Photo of the Day... This cool image of a Red Planet twister was taken by NASA's Mars Reconnaissance Orbiter on February 16 of this year. What a totally awesome picture...though I doubt someone living in Indiana or Kentucky right now would appreciate this snapshot as much.

It's amazing how beautiful Mother Nature can be when there's no human presence around to cause a cool whirlwind phenomenon like the one in this photo to become something deadly and tragic (though due to its weaker gravity and thinner atmosphere, Mars generates twisters that are a lot less potent than the ones here are Earth). Just sayin'.

An image of a Red Planet twister, taken by NASA's Mars Reconnaissance Orbiter on February 16, 2012.
NASA / JPL - Caltech / Univ. of Arizona

Sunday, March 04, 2012

Promotional artwork for ASSASSIN'S CREED III.

Assassin's Creed III... Check out these cool promotional artwork and teaser trailer from Ubisoft's latest installment in the popular hitman video game franchise. Word has it that this character will be a Native American named Ratohnhake...who wreaks havoc on the British (the trailer below may obviously hide the fact that he's also confronting the Yanks as well) with his tomahawk and other assorted sharp-edged weapons during the American Revolution. Interesting historical backdrop there.

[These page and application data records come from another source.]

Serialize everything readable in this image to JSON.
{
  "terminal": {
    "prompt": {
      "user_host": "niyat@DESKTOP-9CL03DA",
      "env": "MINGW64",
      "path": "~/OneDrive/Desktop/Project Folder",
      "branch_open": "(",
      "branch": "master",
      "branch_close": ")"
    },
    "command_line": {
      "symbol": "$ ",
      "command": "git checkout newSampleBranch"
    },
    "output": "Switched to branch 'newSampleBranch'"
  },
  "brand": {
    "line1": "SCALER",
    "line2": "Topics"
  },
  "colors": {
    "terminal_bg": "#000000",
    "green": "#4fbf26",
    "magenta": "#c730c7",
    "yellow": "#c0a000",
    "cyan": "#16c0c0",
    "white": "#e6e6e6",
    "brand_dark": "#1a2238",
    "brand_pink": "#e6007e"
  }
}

Assassin's Creed III should be out in stores by October 30 of this year.